» **WHAT THE TASK ASKS**
Scan the data for "this" and copy the lines it appears in.
BEGIN
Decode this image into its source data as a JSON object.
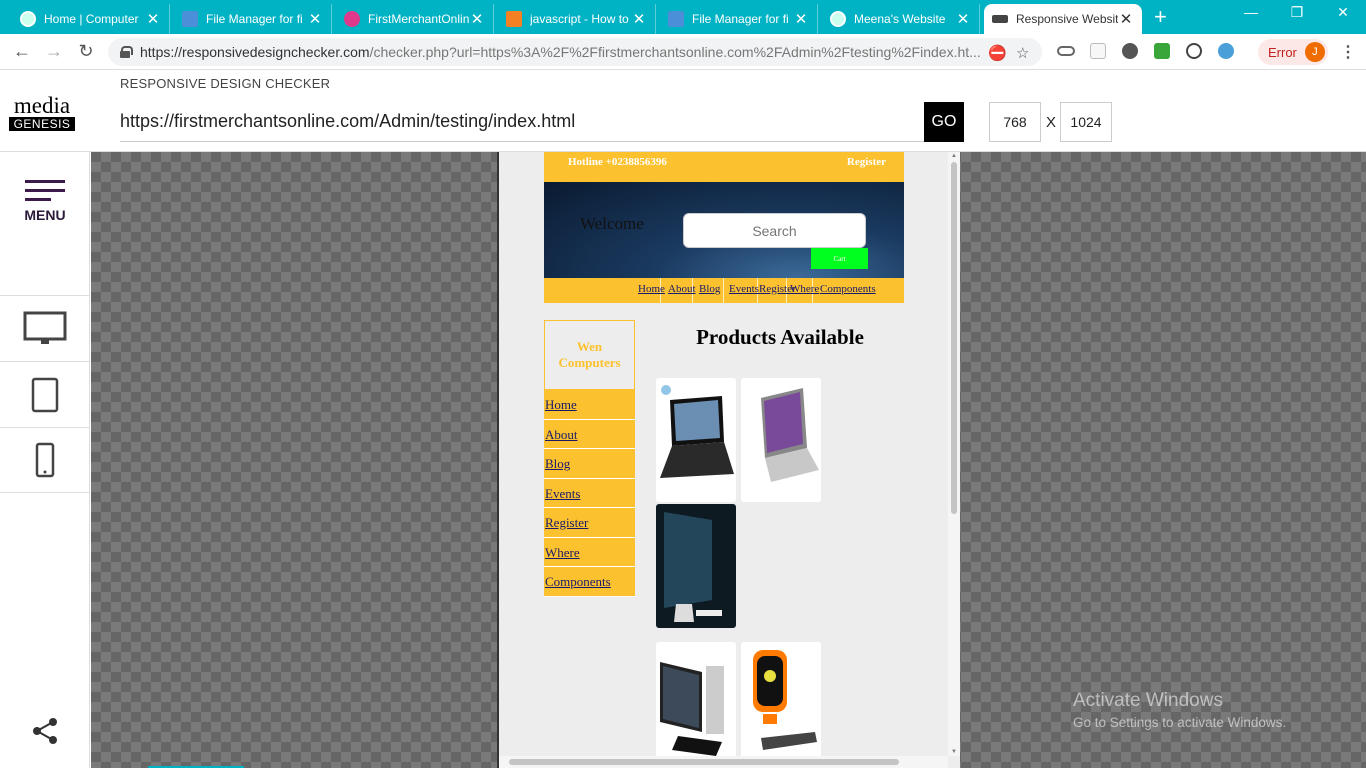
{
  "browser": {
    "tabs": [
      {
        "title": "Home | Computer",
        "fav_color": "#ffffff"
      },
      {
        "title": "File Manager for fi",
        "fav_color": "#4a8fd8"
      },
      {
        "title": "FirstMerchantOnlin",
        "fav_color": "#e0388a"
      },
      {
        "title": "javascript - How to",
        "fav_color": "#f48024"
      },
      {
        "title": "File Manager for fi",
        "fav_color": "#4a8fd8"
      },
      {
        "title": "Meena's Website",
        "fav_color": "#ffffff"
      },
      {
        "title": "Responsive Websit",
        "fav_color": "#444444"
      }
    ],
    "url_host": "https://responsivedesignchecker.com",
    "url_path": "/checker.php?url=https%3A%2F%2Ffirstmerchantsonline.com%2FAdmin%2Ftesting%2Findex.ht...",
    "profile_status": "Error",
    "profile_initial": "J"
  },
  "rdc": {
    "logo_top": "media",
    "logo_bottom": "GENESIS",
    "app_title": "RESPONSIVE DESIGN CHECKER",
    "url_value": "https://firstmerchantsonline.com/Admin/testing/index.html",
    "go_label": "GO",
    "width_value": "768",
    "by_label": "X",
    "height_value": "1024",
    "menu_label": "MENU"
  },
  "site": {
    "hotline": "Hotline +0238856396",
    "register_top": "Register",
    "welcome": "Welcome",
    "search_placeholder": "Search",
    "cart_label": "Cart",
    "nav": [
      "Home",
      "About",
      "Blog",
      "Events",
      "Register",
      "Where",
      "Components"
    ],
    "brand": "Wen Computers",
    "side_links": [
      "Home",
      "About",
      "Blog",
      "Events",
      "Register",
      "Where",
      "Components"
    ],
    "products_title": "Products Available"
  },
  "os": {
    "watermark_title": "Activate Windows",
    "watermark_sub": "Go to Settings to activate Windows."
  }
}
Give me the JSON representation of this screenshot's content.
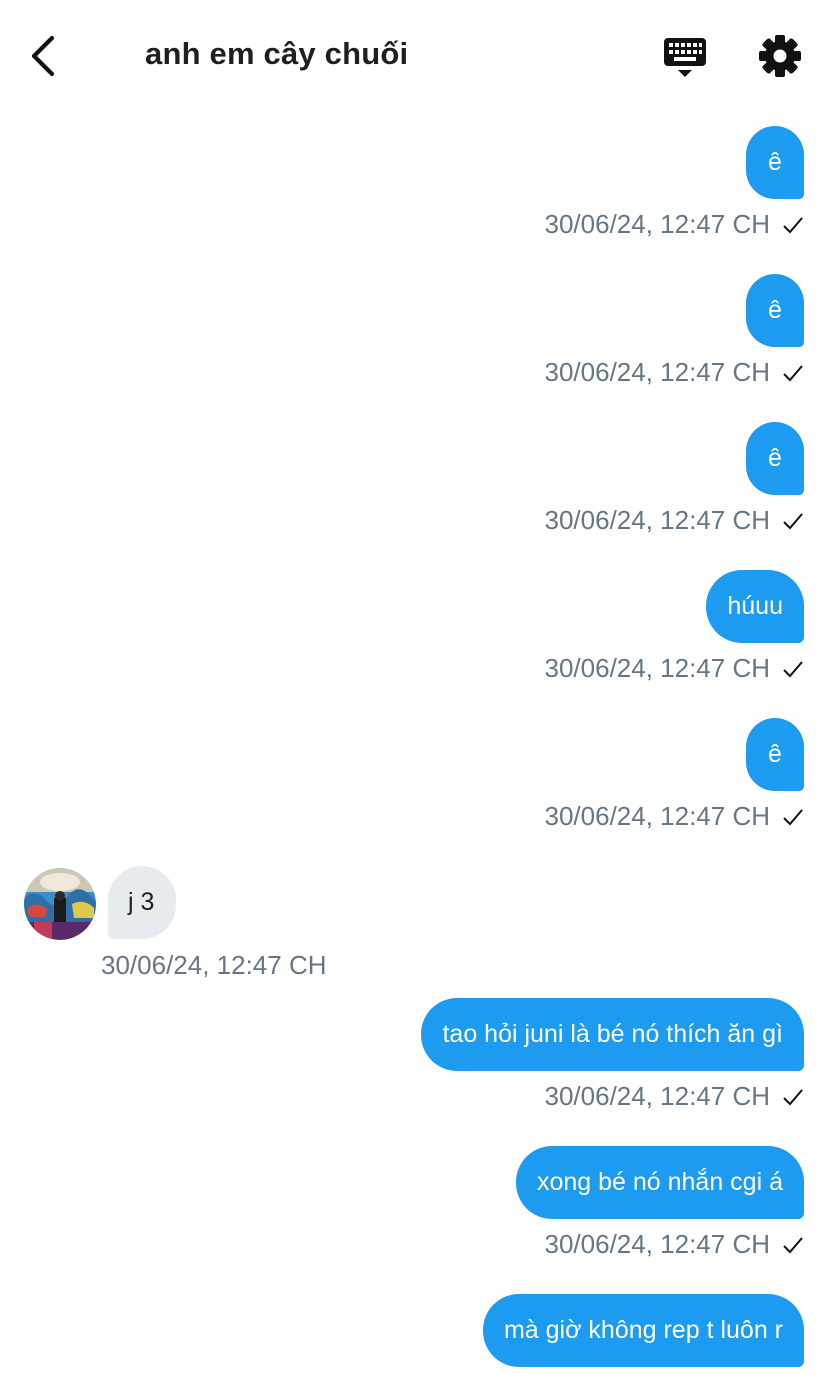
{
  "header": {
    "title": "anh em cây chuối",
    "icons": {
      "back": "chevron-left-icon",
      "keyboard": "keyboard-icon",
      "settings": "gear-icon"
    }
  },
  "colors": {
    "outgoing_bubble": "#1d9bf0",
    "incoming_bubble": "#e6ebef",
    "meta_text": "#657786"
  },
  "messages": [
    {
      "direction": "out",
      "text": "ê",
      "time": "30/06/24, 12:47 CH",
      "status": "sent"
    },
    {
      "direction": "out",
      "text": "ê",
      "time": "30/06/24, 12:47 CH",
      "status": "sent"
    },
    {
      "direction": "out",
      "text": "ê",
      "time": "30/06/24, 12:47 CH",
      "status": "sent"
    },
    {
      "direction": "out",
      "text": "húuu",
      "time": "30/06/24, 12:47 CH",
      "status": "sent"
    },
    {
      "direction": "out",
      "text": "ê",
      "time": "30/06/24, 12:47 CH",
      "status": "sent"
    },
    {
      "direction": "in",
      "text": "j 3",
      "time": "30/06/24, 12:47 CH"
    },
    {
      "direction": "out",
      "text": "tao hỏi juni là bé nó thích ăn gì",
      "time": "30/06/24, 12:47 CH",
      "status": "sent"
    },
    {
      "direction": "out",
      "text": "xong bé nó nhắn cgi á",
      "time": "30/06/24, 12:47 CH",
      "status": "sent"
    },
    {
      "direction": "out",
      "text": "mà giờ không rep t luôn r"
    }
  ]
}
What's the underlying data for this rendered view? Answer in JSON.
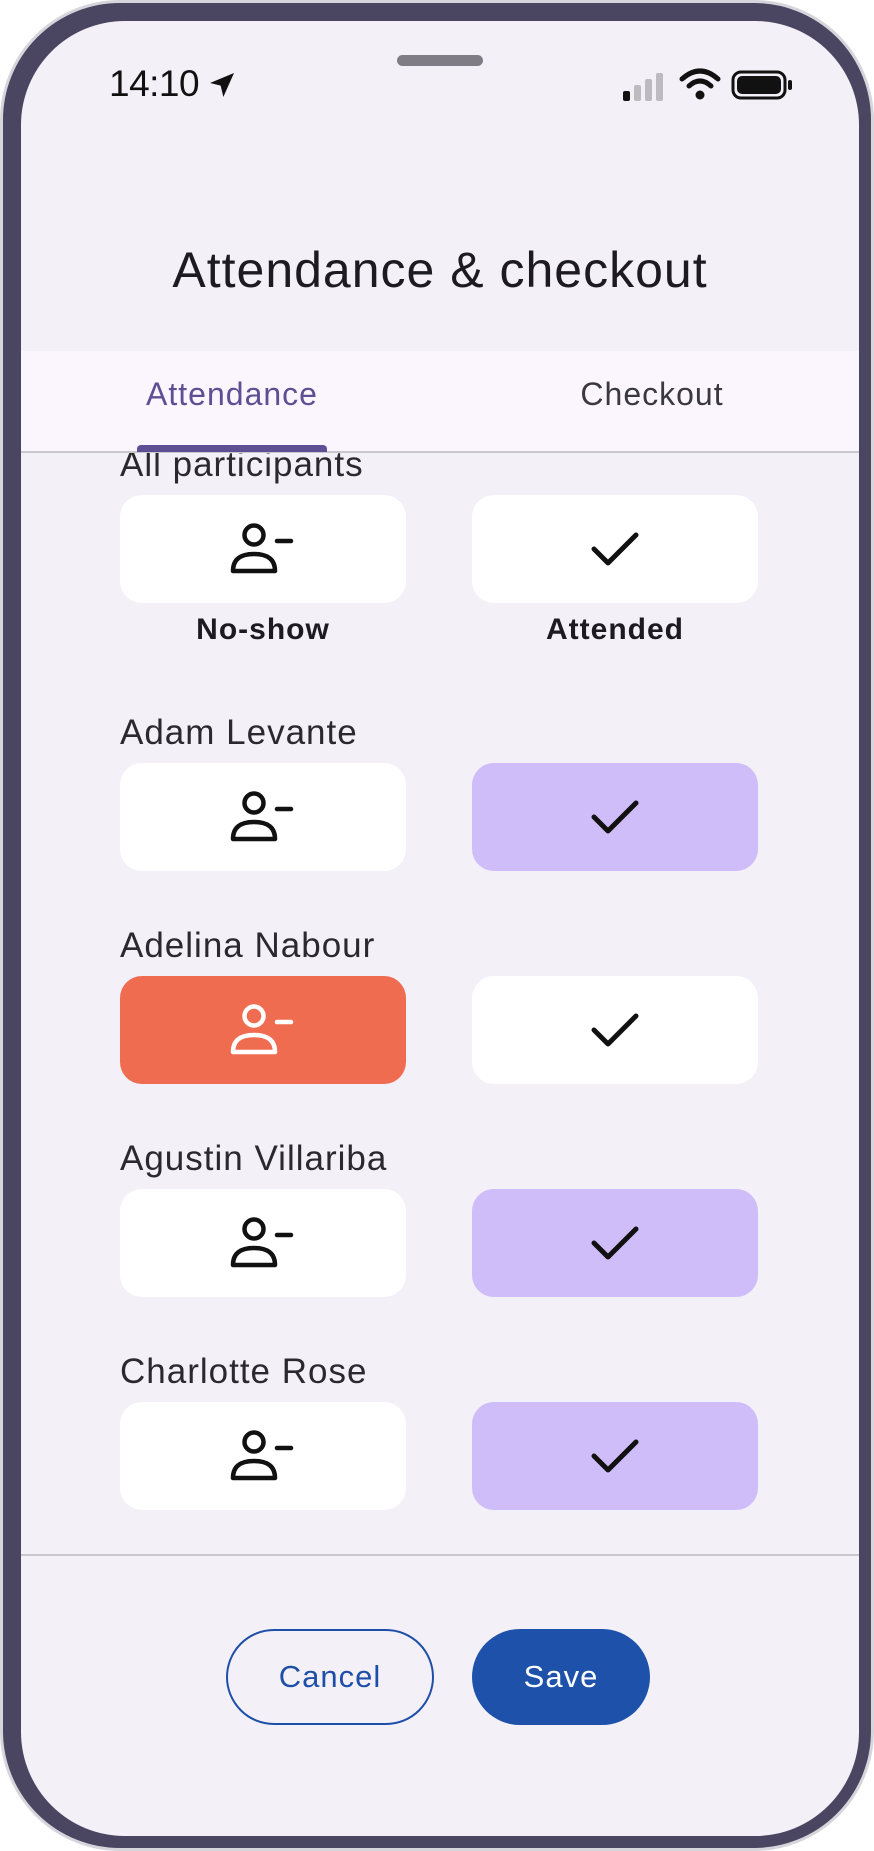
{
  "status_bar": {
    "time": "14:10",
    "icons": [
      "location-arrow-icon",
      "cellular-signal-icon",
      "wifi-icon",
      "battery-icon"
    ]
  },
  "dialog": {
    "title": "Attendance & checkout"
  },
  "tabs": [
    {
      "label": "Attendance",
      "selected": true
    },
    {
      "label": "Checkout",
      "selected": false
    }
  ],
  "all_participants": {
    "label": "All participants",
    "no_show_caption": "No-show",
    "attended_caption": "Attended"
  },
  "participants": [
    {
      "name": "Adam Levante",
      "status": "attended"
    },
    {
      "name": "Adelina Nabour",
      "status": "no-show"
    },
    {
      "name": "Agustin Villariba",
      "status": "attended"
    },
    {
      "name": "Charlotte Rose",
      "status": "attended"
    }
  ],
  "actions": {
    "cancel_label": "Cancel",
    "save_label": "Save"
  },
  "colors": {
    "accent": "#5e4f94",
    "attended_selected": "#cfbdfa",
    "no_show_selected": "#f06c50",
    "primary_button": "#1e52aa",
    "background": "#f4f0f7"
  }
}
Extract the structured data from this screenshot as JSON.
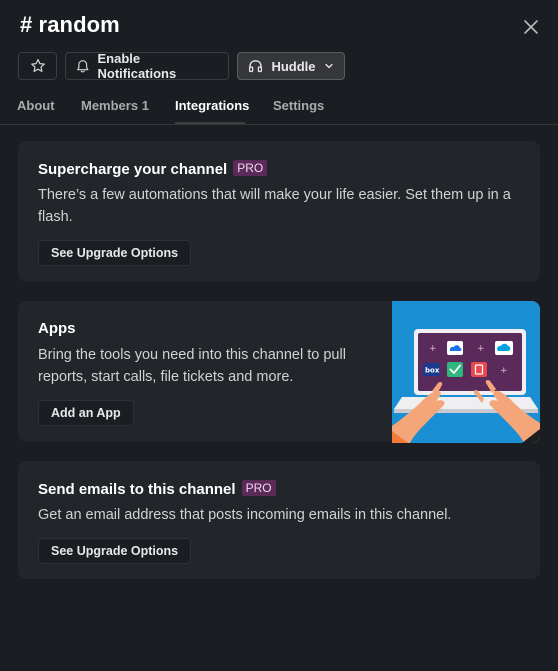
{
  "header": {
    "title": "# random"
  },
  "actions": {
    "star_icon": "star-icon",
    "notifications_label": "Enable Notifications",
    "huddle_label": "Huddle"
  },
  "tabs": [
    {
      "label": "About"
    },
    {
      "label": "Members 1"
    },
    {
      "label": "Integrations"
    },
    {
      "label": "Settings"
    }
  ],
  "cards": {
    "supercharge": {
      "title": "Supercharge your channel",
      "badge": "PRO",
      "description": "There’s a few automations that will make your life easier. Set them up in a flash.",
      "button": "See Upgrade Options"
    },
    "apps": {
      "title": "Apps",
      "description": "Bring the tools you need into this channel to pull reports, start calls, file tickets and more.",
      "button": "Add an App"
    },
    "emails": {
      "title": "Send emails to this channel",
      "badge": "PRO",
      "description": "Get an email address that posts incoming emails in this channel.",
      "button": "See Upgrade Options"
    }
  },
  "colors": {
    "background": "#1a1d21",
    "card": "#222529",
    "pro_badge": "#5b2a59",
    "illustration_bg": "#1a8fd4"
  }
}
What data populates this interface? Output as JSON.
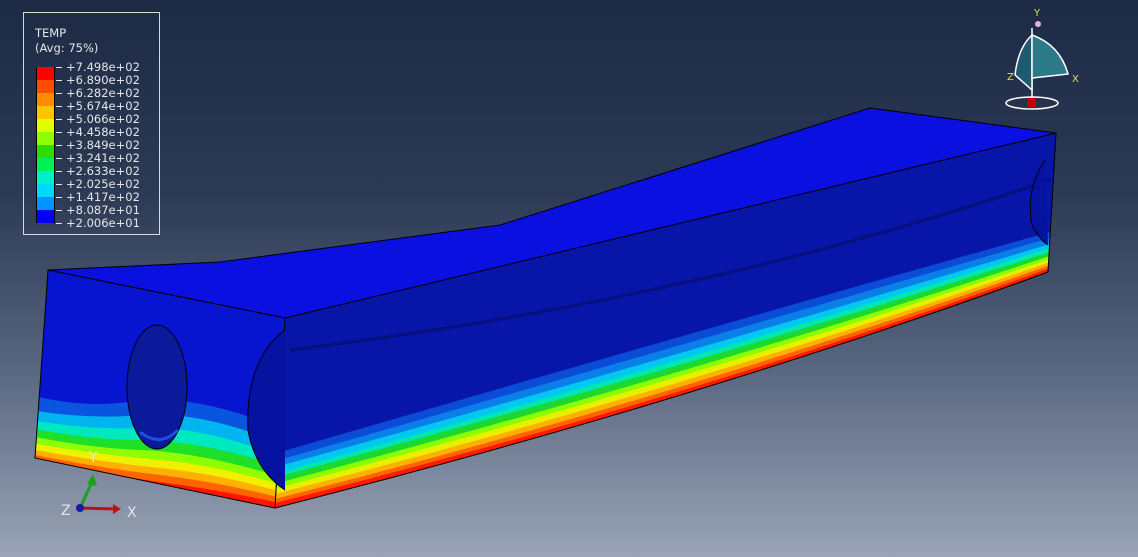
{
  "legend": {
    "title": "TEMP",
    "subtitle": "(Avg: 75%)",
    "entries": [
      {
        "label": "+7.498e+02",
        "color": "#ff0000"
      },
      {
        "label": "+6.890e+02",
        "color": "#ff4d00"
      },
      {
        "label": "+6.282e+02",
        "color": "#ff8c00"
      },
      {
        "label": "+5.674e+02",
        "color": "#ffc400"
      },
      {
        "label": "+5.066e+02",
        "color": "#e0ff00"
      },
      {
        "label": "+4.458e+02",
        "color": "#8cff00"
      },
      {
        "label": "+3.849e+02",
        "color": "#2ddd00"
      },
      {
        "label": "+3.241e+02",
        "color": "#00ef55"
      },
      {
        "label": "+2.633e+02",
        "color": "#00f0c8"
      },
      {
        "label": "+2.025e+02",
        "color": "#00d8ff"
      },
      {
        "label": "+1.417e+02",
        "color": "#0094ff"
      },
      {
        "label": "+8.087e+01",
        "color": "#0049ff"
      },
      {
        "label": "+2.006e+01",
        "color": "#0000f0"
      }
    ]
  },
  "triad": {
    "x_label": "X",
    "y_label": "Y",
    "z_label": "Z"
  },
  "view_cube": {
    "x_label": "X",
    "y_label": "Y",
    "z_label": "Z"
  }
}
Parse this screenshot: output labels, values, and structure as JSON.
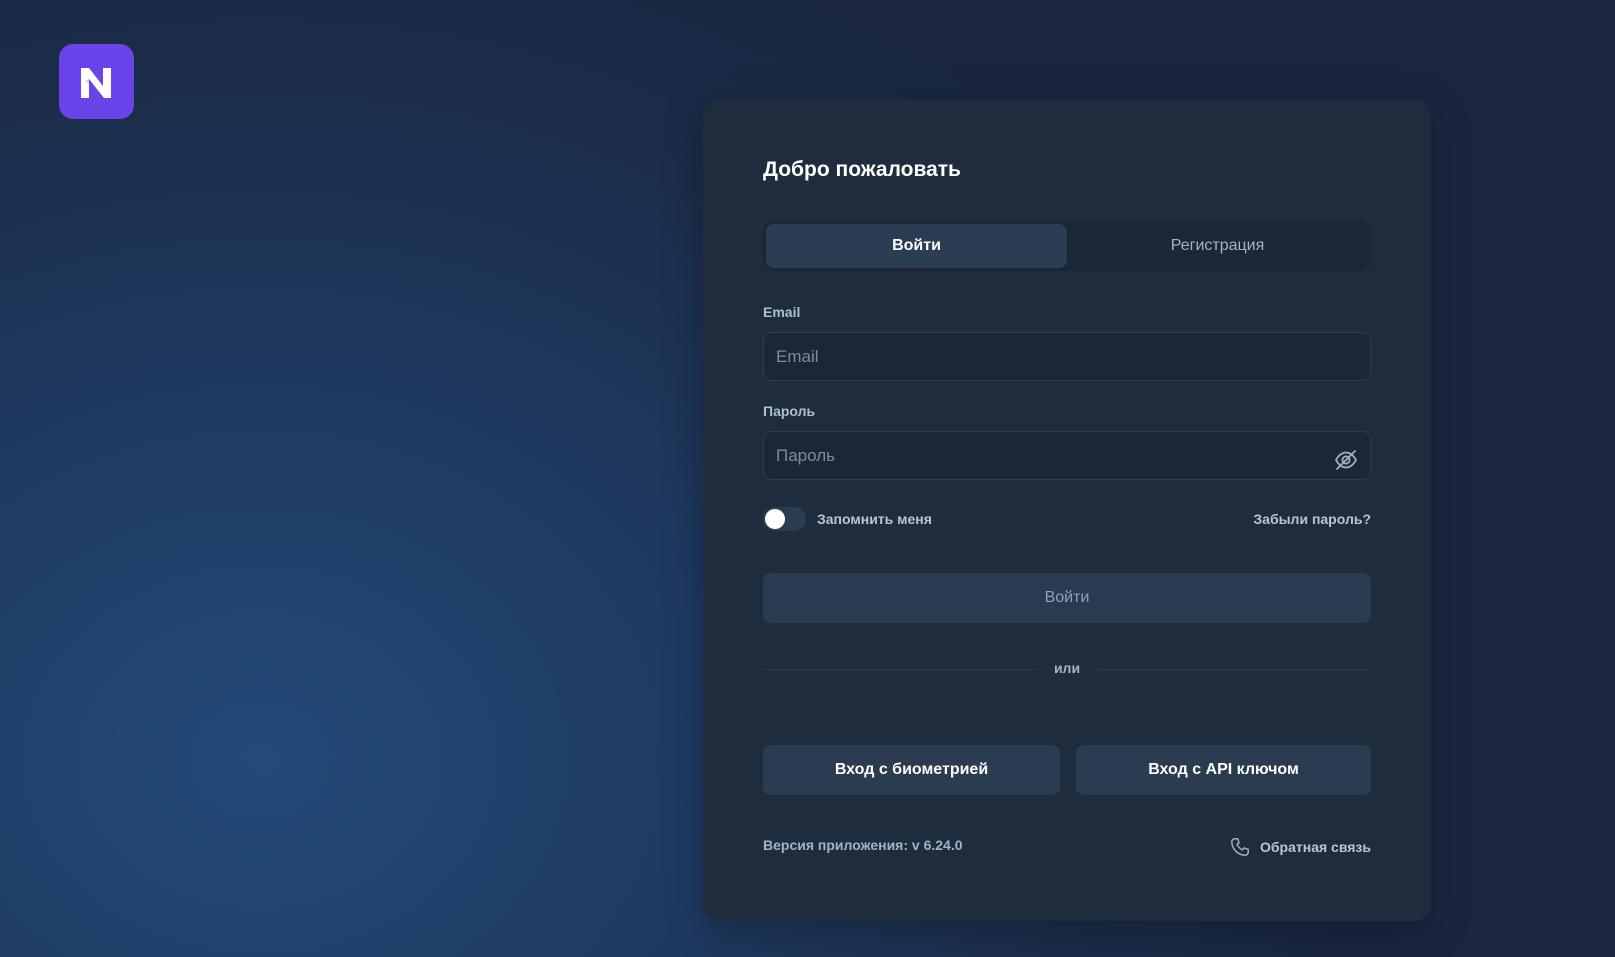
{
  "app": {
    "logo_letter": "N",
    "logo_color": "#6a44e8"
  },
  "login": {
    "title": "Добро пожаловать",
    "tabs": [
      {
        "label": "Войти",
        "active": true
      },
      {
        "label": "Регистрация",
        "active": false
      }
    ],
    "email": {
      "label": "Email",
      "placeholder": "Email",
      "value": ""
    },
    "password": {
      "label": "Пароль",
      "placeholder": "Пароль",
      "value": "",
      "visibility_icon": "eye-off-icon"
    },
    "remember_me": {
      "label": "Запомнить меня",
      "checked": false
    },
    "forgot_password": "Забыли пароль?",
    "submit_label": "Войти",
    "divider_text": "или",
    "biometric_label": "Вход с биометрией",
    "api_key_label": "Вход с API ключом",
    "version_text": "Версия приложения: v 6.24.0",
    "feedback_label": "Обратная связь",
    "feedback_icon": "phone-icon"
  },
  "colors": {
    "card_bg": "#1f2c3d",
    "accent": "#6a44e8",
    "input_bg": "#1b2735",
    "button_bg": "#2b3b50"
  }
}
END
» **ANSWER**
Decode this image into its source data as a JSON object.
Give me the JSON representation of this screenshot's content.
What's the underlying data for this rendered view? Answer in JSON.
Extract the structured data from this screenshot as JSON.
      "description": "Bring the tools you need into this channel to pull reports, start calls, file tickets and more.",
      "title": "Send emails to this channel",
      "description": "Get an email address that posts incoming emails in this channel.",
What data populates this interface? Output as JSON.
Parse this screenshot: output labels, values, and structure as JSON.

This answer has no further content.